Web page and app entries:
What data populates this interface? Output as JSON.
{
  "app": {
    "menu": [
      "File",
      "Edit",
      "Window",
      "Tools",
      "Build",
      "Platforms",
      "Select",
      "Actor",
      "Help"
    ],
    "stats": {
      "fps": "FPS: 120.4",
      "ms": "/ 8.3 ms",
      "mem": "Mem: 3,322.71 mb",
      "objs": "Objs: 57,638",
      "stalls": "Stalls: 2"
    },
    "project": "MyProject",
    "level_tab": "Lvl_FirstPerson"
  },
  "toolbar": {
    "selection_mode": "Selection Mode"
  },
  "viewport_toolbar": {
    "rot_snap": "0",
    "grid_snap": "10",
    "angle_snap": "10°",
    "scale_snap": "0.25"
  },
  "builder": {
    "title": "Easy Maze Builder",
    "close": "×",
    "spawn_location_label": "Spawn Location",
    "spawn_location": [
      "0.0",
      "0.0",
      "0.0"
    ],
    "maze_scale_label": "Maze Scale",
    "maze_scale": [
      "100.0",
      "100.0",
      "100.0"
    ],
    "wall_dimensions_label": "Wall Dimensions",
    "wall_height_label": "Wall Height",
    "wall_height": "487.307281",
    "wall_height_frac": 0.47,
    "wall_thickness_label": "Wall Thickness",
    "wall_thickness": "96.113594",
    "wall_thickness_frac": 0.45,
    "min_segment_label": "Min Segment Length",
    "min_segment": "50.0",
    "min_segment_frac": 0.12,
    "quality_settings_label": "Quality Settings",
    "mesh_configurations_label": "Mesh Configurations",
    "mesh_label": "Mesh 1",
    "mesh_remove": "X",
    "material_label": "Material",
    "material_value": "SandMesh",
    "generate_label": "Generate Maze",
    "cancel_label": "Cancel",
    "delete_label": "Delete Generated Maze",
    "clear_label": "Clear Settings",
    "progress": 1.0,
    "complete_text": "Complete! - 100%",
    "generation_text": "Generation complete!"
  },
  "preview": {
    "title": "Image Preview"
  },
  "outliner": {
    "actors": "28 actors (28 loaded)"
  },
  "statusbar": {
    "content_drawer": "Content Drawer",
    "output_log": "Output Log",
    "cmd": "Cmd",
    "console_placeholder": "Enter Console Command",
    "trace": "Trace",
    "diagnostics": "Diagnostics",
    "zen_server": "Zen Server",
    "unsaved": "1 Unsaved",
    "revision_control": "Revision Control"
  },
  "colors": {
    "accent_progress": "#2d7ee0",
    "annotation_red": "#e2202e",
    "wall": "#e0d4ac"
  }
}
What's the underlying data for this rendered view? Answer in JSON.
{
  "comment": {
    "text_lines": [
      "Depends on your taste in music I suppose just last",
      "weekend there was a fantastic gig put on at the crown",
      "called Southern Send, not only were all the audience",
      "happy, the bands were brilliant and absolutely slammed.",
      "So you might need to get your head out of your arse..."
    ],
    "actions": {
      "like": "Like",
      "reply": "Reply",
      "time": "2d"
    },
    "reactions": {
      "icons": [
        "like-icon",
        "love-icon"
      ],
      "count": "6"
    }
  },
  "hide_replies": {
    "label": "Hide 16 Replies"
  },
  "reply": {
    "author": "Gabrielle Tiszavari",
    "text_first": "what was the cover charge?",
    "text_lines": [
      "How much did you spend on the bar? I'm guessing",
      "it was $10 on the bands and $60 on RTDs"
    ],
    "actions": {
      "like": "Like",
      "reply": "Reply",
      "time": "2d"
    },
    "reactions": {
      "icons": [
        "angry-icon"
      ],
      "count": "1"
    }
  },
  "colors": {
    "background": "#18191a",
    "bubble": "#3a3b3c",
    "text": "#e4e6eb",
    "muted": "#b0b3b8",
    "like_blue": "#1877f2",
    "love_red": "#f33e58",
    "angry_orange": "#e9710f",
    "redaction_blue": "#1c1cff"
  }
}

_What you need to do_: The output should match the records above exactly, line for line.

_Written response_:
What data populates this interface? Output as JSON.
{
  "app": {
    "menu": [
      "File",
      "Edit",
      "Window",
      "Tools",
      "Build",
      "Platforms",
      "Select",
      "Actor",
      "Help"
    ],
    "stats": {
      "fps": "FPS: 120.4",
      "ms": "/ 8.3 ms",
      "mem": "Mem: 3,322.71 mb",
      "objs": "Objs: 57,638",
      "stalls": "Stalls: 2"
    },
    "project": "MyProject",
    "level_tab": "Lvl_FirstPerson"
  },
  "toolbar": {
    "selection_mode": "Selection Mode"
  },
  "viewport_toolbar": {
    "rot_snap": "0",
    "grid_snap": "10",
    "angle_snap": "10°",
    "scale_snap": "0.25"
  },
  "builder": {
    "title": "Easy Maze Builder",
    "close": "×",
    "spawn_location_label": "Spawn Location",
    "spawn_location": [
      "0.0",
      "0.0",
      "0.0"
    ],
    "maze_scale_label": "Maze Scale",
    "maze_scale": [
      "100.0",
      "100.0",
      "100.0"
    ],
    "wall_dimensions_label": "Wall Dimensions",
    "wall_height_label": "Wall Height",
    "wall_height": "487.307281",
    "wall_height_frac": 0.47,
    "wall_thickness_label": "Wall Thickness",
    "wall_thickness": "96.113594",
    "wall_thickness_frac": 0.45,
    "min_segment_label": "Min Segment Length",
    "min_segment": "50.0",
    "min_segment_frac": 0.12,
    "quality_settings_label": "Quality Settings",
    "mesh_configurations_label": "Mesh Configurations",
    "mesh_label": "Mesh 1",
    "mesh_remove": "X",
    "material_label": "Material",
    "material_value": "SandMesh",
    "generate_label": "Generate Maze",
    "cancel_label": "Cancel",
    "delete_label": "Delete Generated Maze",
    "clear_label": "Clear Settings",
    "progress": 1.0,
    "complete_text": "Complete! - 100%",
    "generation_text": "Generation complete!"
  },
  "preview": {
    "title": "Image Preview"
  },
  "outliner": {
    "actors": "28 actors (28 loaded)"
  },
  "statusbar": {
    "content_drawer": "Content Drawer",
    "output_log": "Output Log",
    "cmd": "Cmd",
    "console_placeholder": "Enter Console Command",
    "trace": "Trace",
    "diagnostics": "Diagnostics",
    "zen_server": "Zen Server",
    "unsaved": "1 Unsaved",
    "revision_control": "Revision Control"
  },
  "colors": {
    "accent_progress": "#2d7ee0",
    "annotation_red": "#e2202e",
    "wall": "#e0d4ac"
  }
}
What's the underlying data for this rendered view? Answer in JSON.
{
  "comment": {
    "text_lines": [
      "Depends on your taste in music I suppose just last",
      "weekend there was a fantastic gig put on at the crown",
      "called Southern Send, not only were all the audience",
      "happy, the bands were brilliant and absolutely slammed.",
      "So you might need to get your head out of your arse..."
    ],
    "actions": {
      "like": "Like",
      "reply": "Reply",
      "time": "2d"
    },
    "reactions": {
      "icons": [
        "like-icon",
        "love-icon"
      ],
      "count": "6"
    }
  },
  "hide_replies": {
    "label": "Hide 16 Replies"
  },
  "reply": {
    "author": "Gabrielle Tiszavari",
    "text_first": "what was the cover charge?",
    "text_lines": [
      "How much did you spend on the bar? I'm guessing",
      "it was $10 on the bands and $60 on RTDs"
    ],
    "actions": {
      "like": "Like",
      "reply": "Reply",
      "time": "2d"
    },
    "reactions": {
      "icons": [
        "angry-icon"
      ],
      "count": "1"
    }
  },
  "colors": {
    "background": "#18191a",
    "bubble": "#3a3b3c",
    "text": "#e4e6eb",
    "muted": "#b0b3b8",
    "like_blue": "#1877f2",
    "love_red": "#f33e58",
    "angry_orange": "#e9710f",
    "redaction_blue": "#1c1cff"
  }
}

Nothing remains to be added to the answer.